# Task statement
Find and copy each line of the data that includes "JSON".

[Dataset rows describing interfaces]
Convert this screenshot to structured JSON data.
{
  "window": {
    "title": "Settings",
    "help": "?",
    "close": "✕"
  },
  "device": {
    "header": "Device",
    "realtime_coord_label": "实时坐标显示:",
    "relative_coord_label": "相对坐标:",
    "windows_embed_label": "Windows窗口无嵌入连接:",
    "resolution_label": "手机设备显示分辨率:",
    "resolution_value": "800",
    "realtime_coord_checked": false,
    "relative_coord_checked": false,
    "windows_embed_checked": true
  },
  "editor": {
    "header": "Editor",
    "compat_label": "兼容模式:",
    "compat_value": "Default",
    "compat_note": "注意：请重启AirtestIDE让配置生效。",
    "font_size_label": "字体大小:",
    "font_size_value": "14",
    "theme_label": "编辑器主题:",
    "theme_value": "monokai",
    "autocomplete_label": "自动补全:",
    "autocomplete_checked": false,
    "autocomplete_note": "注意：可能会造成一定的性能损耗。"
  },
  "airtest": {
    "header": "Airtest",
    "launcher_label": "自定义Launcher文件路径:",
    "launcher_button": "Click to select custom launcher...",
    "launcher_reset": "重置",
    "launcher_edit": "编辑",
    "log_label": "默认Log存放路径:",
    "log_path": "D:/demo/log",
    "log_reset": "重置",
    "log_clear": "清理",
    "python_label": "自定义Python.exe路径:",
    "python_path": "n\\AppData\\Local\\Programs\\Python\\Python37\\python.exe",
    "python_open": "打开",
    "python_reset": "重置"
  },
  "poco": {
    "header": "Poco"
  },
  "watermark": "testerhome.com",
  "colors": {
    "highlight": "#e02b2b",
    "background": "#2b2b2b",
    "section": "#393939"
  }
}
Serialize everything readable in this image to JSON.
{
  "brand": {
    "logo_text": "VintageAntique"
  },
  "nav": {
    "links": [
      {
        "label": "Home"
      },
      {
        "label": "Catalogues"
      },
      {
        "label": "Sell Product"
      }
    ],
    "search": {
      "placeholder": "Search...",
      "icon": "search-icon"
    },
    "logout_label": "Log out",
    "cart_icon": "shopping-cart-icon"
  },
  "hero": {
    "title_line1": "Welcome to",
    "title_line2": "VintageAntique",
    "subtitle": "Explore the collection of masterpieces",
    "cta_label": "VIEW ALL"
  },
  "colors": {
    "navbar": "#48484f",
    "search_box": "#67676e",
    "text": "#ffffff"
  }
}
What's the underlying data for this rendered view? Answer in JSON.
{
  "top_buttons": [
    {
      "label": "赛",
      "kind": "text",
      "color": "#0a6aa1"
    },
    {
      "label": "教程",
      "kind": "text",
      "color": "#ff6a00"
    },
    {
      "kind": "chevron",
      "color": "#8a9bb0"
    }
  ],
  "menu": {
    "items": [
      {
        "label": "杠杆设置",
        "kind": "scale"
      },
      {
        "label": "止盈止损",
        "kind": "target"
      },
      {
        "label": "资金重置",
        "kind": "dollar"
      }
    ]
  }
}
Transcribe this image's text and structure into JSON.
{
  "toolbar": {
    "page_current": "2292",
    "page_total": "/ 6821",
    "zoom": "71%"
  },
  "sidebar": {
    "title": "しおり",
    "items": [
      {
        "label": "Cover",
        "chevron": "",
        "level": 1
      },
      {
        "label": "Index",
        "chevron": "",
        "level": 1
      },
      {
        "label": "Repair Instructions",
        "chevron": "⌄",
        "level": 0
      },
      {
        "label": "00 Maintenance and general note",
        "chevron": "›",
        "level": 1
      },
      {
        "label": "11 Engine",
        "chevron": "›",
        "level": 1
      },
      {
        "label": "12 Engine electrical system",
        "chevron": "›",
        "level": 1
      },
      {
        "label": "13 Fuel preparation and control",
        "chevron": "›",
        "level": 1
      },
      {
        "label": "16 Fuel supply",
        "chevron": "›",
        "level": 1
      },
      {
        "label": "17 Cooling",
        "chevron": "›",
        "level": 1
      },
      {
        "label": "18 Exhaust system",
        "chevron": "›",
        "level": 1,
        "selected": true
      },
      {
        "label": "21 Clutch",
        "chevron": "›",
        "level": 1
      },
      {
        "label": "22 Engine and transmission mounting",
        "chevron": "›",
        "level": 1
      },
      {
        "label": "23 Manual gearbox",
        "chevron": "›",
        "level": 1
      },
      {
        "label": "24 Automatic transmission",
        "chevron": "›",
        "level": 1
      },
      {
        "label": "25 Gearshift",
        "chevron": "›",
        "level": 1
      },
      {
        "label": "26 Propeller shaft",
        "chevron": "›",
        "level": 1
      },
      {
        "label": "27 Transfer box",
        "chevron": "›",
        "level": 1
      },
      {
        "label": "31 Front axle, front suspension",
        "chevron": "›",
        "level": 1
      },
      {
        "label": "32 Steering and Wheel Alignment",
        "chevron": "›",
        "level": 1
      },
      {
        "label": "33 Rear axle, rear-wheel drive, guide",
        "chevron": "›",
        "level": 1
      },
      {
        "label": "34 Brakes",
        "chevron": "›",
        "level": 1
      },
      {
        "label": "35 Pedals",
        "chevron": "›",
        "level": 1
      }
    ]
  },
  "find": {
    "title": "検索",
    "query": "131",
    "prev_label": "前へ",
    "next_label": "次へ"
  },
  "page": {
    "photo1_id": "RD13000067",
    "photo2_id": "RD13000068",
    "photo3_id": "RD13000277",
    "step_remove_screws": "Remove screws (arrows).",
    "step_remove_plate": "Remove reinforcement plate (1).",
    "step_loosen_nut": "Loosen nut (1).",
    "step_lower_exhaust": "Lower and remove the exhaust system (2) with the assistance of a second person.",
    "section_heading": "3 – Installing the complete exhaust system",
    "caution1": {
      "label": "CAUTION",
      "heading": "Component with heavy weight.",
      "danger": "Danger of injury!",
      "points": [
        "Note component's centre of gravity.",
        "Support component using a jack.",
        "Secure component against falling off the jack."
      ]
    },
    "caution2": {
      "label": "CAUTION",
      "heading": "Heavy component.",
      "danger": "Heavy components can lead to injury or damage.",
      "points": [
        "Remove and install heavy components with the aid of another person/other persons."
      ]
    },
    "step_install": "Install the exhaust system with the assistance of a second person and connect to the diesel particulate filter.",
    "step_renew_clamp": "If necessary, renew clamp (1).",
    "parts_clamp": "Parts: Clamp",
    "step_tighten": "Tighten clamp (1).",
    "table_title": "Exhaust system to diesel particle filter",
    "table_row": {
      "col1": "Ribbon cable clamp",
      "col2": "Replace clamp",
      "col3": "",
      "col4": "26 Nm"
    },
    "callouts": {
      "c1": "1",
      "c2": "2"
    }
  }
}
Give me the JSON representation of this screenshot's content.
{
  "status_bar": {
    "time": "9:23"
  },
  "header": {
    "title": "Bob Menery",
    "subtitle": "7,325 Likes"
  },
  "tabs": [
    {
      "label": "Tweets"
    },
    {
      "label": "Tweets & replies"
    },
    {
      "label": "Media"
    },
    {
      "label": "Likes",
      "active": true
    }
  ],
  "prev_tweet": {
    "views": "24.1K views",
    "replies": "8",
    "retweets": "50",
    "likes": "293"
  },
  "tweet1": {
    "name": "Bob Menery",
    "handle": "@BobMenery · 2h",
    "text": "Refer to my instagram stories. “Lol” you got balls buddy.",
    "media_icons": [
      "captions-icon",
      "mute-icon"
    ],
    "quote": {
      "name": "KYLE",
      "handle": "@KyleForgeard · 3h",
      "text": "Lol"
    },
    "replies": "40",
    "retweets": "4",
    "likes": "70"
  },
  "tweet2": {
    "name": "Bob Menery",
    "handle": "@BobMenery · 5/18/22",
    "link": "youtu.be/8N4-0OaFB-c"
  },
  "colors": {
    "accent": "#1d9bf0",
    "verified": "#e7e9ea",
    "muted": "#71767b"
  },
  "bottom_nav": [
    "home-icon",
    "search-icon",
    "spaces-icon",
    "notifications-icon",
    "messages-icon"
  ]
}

# Response
Convert this screenshot to structured JSON data.
Serialize everything readable in this image to JSON.
What's the underlying data for this rendered view? Answer in JSON.
Transcribe this image's text and structure into JSON.
Give me the JSON representation of this screenshot's content.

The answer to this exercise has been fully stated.